If you are a small business owner you likely have 4 types of employees on your payroll. If you have two of these 4 types of employees on your payroll, they are the slow kiss of death for your business. They are an expense you can’t afford! On the other hand, there is one type of employee who is a true investment and will drive the profit in your business.
Have you ever gotten to the end of your day and felt like you’ve accomplished very little, even though you were busy all day long?
One business owner recently shared with me that her business feels like a treadmill that keeps speeding up on her, demanding more and more of her. From the outside looking in, she appears successful and her business is growing continually. But she has reached the point where she is maxed out, feeling like she can no longer keep up with the demands of her growing business.
Do you ever wonder if the meetings you have with employees are effective?
See if this sounds familiar… You hold a meeting intending to motivate employees and get everyone working together as a team to do their best. You talk. They listen. They may seem interested, or at least they nod their heads in the right places, but then. . . . they go out and do the same old things and nothing has changed. Ugh!!!
Over the last weekend, I got to read Profit First, the newest book from Mike Michalowicz. As I read, I thought of one client after another who could benefit from implementing Profit First in his or her business. In talking to business owners day in and day out about the challenges they face in their business, I hear a lot of the same challenges coming up over and over. Many of these challenges relate to managing finances in the business.
While I have co-founded, built and sold two multi-million dollar technology service firms, I admit they were never truly profitable. Every increase in revenue seemed to be matched with an even greater increase in expenses. Every day I checked (and still do) my bank balances. As the balances would climb and fall, so would my confidence and my spending. I lavishly incurred new, unnecessary expenses when my bank account was fat. I panicked when it was thin.
The key to growing your profits is to bring in more revenues, right? Not necessarily. While most business owners focus on growing the sales and revenue side of their business, they often miss key issues that are impacting their profitability.

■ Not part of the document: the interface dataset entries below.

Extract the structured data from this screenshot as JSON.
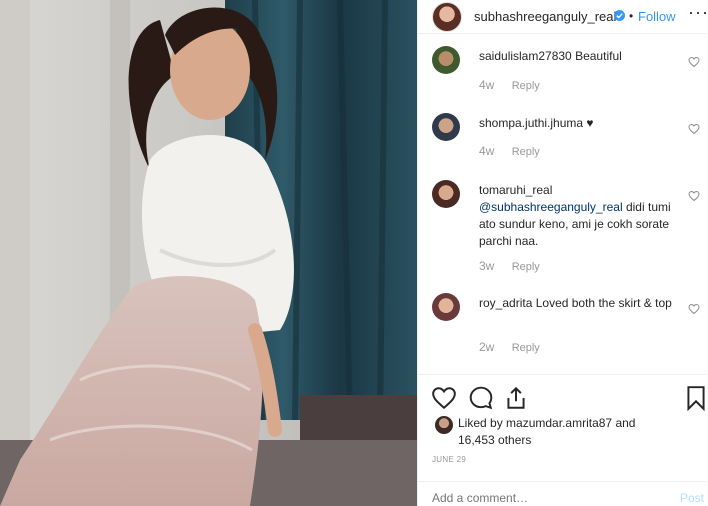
{
  "header": {
    "username": "subhashreeganguly_real",
    "separator": "•",
    "follow_label": "Follow",
    "more_label": "···"
  },
  "comments": [
    {
      "user": "saidulislam27830",
      "text": "Beautiful",
      "time": "4w",
      "reply": "Reply"
    },
    {
      "user": "shompa.juthi.jhuma",
      "text": "♥",
      "time": "4w",
      "reply": "Reply"
    },
    {
      "user": "tomaruhi_real",
      "mention": "@subhashreeganguly_real",
      "text": "didi tumi ato sundur keno, ami je cokh sorate parchi naa.",
      "time": "3w",
      "reply": "Reply"
    },
    {
      "user": "roy_adrita",
      "text": "Loved both the skirt & top",
      "time": "2w",
      "reply": "Reply"
    }
  ],
  "likes": {
    "prefix": "Liked by",
    "user": "mazumdar.amrita87",
    "and": "and",
    "count": "16,453 others"
  },
  "date": "JUNE 29",
  "add_comment": {
    "placeholder": "Add a comment…",
    "post_label": "Post"
  },
  "icons": {
    "like": "heart-icon",
    "comment": "comment-icon",
    "share": "share-icon",
    "save": "bookmark-icon"
  },
  "colors": {
    "link": "#3897f0",
    "mention": "#003569",
    "muted": "#999999",
    "post_disabled": "#b2dffc"
  }
}
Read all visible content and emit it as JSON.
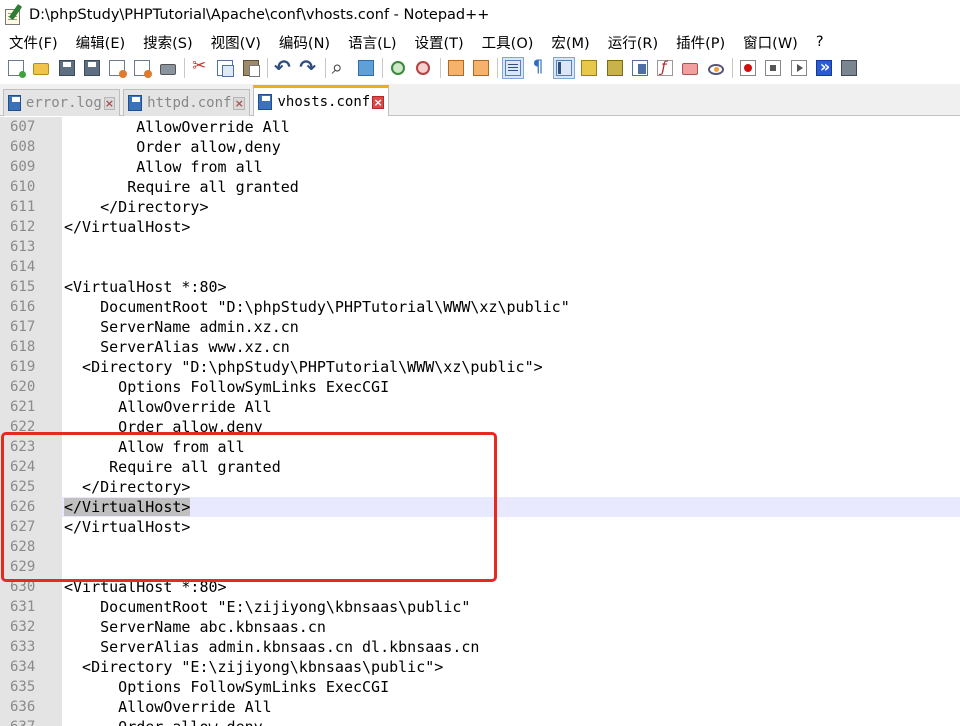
{
  "window": {
    "title": "D:\\phpStudy\\PHPTutorial\\Apache\\conf\\vhosts.conf - Notepad++"
  },
  "menu": {
    "items": [
      "文件(F)",
      "编辑(E)",
      "搜索(S)",
      "视图(V)",
      "编码(N)",
      "语言(L)",
      "设置(T)",
      "工具(O)",
      "宏(M)",
      "运行(R)",
      "插件(P)",
      "窗口(W)",
      "?"
    ]
  },
  "toolbar": {
    "icons": [
      "new-file-icon",
      "open-file-icon",
      "save-icon",
      "save-all-icon",
      "close-icon",
      "close-all-icon",
      "print-icon",
      "cut-icon",
      "copy-icon",
      "paste-icon",
      "undo-icon",
      "redo-icon",
      "find-icon",
      "replace-icon",
      "zoom-in-icon",
      "zoom-out-icon",
      "sync-vertical-icon",
      "sync-horizontal-icon",
      "word-wrap-icon",
      "show-all-characters-icon",
      "indent-guide-icon",
      "user-language-icon",
      "document-map-icon",
      "document-list-icon",
      "function-list-icon",
      "folder-as-workspace-icon",
      "monitoring-icon",
      "record-macro-icon",
      "stop-recording-icon",
      "playback-macro-icon",
      "run-macro-multiple-icon",
      "save-macro-icon"
    ]
  },
  "tabs": [
    {
      "label": "error.log",
      "active": false
    },
    {
      "label": "httpd.conf",
      "active": false
    },
    {
      "label": "vhosts.conf",
      "active": true
    }
  ],
  "editor": {
    "lines": [
      {
        "num": "607",
        "text": "        AllowOverride All"
      },
      {
        "num": "608",
        "text": "        Order allow,deny"
      },
      {
        "num": "609",
        "text": "        Allow from all"
      },
      {
        "num": "610",
        "text": "       Require all granted"
      },
      {
        "num": "611",
        "text": "    </Directory>"
      },
      {
        "num": "612",
        "text": "</VirtualHost>"
      },
      {
        "num": "613",
        "text": ""
      },
      {
        "num": "614",
        "text": ""
      },
      {
        "num": "615",
        "text": "<VirtualHost *:80>"
      },
      {
        "num": "616",
        "text": "    DocumentRoot \"D:\\phpStudy\\PHPTutorial\\WWW\\xz\\public\""
      },
      {
        "num": "617",
        "text": "    ServerName admin.xz.cn"
      },
      {
        "num": "618",
        "text": "    ServerAlias www.xz.cn"
      },
      {
        "num": "619",
        "text": "  <Directory \"D:\\phpStudy\\PHPTutorial\\WWW\\xz\\public\">"
      },
      {
        "num": "620",
        "text": "      Options FollowSymLinks ExecCGI"
      },
      {
        "num": "621",
        "text": "      AllowOverride All"
      },
      {
        "num": "622",
        "text": "      Order allow,deny"
      },
      {
        "num": "623",
        "text": "      Allow from all"
      },
      {
        "num": "624",
        "text": "     Require all granted"
      },
      {
        "num": "625",
        "text": "  </Directory>"
      },
      {
        "num": "626",
        "text": "</VirtualHost>",
        "current": true
      },
      {
        "num": "627",
        "text": "</VirtualHost>"
      },
      {
        "num": "628",
        "text": ""
      },
      {
        "num": "629",
        "text": ""
      },
      {
        "num": "630",
        "text": "<VirtualHost *:80>"
      },
      {
        "num": "631",
        "text": "    DocumentRoot \"E:\\zijiyong\\kbnsaas\\public\""
      },
      {
        "num": "632",
        "text": "    ServerName abc.kbnsaas.cn"
      },
      {
        "num": "633",
        "text": "    ServerAlias admin.kbnsaas.cn dl.kbnsaas.cn"
      },
      {
        "num": "634",
        "text": "  <Directory \"E:\\zijiyong\\kbnsaas\\public\">"
      },
      {
        "num": "635",
        "text": "      Options FollowSymLinks ExecCGI"
      },
      {
        "num": "636",
        "text": "      AllowOverride All"
      },
      {
        "num": "637",
        "text": "      Order allow,deny"
      }
    ]
  },
  "colors": {
    "highlight_box": "#e8291d",
    "active_tab_accent": "#f5a623",
    "current_line": "#e8e8ff"
  }
}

To survive the critical first 5 years of business, we business owners typically try all kinds of things to see what works, to create a demand for our products or services and to find clients or customers. Then once we find those customers, we try to serve all kinds of different needs. We say “yes” to every opportunity that comes our way because we are determined to make a go of our business.